About the Mental Health Index
The monthly Mental Health Index™ by Morneau Shepell was conducted through an online survey from October 25 to November 5, 2020, with 1,000 respondents in Australia. All respondents reside in Australia and were employed within the last six months. The data has been statistically weighted to ensure the regional and gender composition of the sample reflect this population. The Mental Health Index™ is published monthly, beginning April 2020, and compares against benchmark data collected in 2017, 2018 and 2019. The full Australian report can be found at  

The Mental Health Index™ is owned by Morneau Shepell – the wellbeing company that acquired LifeWorks in 2018.

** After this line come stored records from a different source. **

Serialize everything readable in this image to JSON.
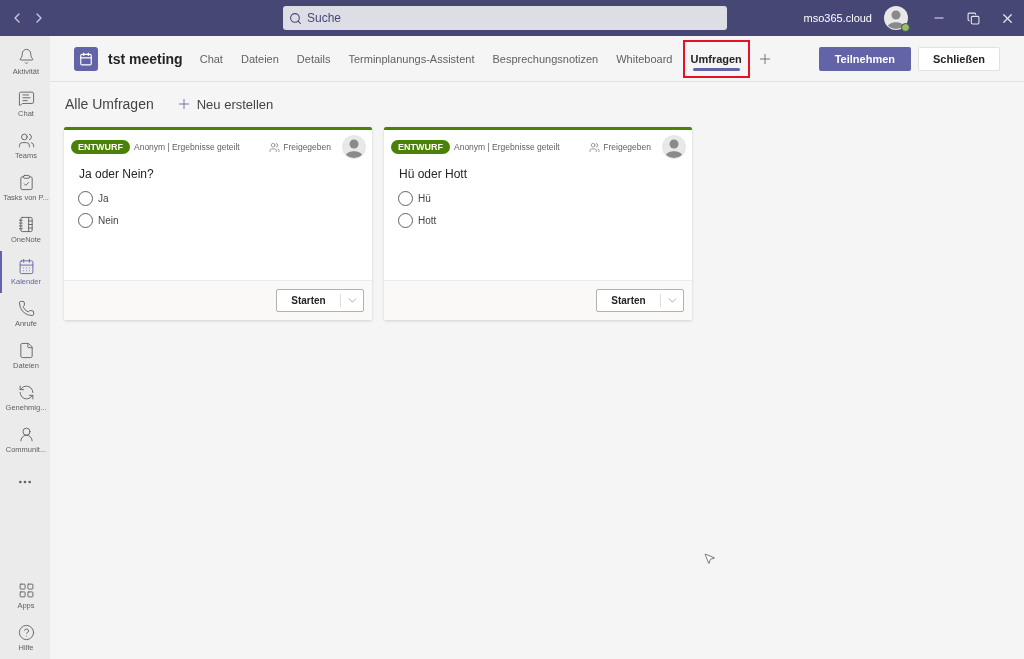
{
  "title_bar": {
    "search": {
      "placeholder": "Suche"
    },
    "account": "mso365.cloud"
  },
  "sidebar": {
    "items": [
      {
        "label": "Aktivität",
        "selected": false
      },
      {
        "label": "Chat",
        "selected": false
      },
      {
        "label": "Teams",
        "selected": false
      },
      {
        "label": "Tasks von P...",
        "selected": false
      },
      {
        "label": "OneNote",
        "selected": false
      },
      {
        "label": "Kalender",
        "selected": true
      },
      {
        "label": "Anrufe",
        "selected": false
      },
      {
        "label": "Dateien",
        "selected": false
      },
      {
        "label": "Genehmig...",
        "selected": false
      },
      {
        "label": "Communit...",
        "selected": false
      }
    ],
    "bottom_items": [
      {
        "label": "Apps",
        "selected": false
      },
      {
        "label": "Hilfe",
        "selected": false
      }
    ]
  },
  "header": {
    "title": "tst meeting",
    "tabs": [
      {
        "label": "Chat",
        "selected": false,
        "highlighted": false
      },
      {
        "label": "Dateien",
        "selected": false,
        "highlighted": false
      },
      {
        "label": "Details",
        "selected": false,
        "highlighted": false
      },
      {
        "label": "Terminplanungs-Assistent",
        "selected": false,
        "highlighted": false
      },
      {
        "label": "Besprechungsnotizen",
        "selected": false,
        "highlighted": false
      },
      {
        "label": "Whiteboard",
        "selected": false,
        "highlighted": false
      },
      {
        "label": "Umfragen",
        "selected": true,
        "highlighted": true
      }
    ],
    "buttons": {
      "join": "Teilnehmen",
      "close": "Schließen"
    }
  },
  "toolbar": {
    "title": "Alle Umfragen",
    "new": "Neu erstellen"
  },
  "polls": [
    {
      "status": "ENTWURF",
      "meta": "Anonym | Ergebnisse geteilt",
      "shared": "Freigegeben",
      "question": "Ja oder Nein?",
      "options": [
        {
          "label": "Ja",
          "selected": false
        },
        {
          "label": "Nein",
          "selected": false
        }
      ],
      "action": "Starten"
    },
    {
      "status": "ENTWURF",
      "meta": "Anonym | Ergebnisse geteilt",
      "shared": "Freigegeben",
      "question": "Hü oder Hott",
      "options": [
        {
          "label": "Hü",
          "selected": false
        },
        {
          "label": "Hott",
          "selected": false
        }
      ],
      "action": "Starten"
    }
  ]
}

About Morneau Shepell
Morneau Shepell is a leading provider of technology-enabled HR services that deliver an integrated approach to employee wellbeing through our cloud-based platform. Our focus is providing world-class solutions to our clients to support the mental, physical, social and financial wellbeing of their people. By improving lives, we improve business. Our approach spans services in employee and family assistance, health and wellness, recognition, pension and benefits administration, retirement consulting, actuarial and investment services. Morneau Shepell employs approximately 6,000 employees who work with some 24,000 client organizations that use our services in 162 countries. For more information, visit


Heather MacDonald
Morneau Shepell

Catherine Snider
Kaiser & Partners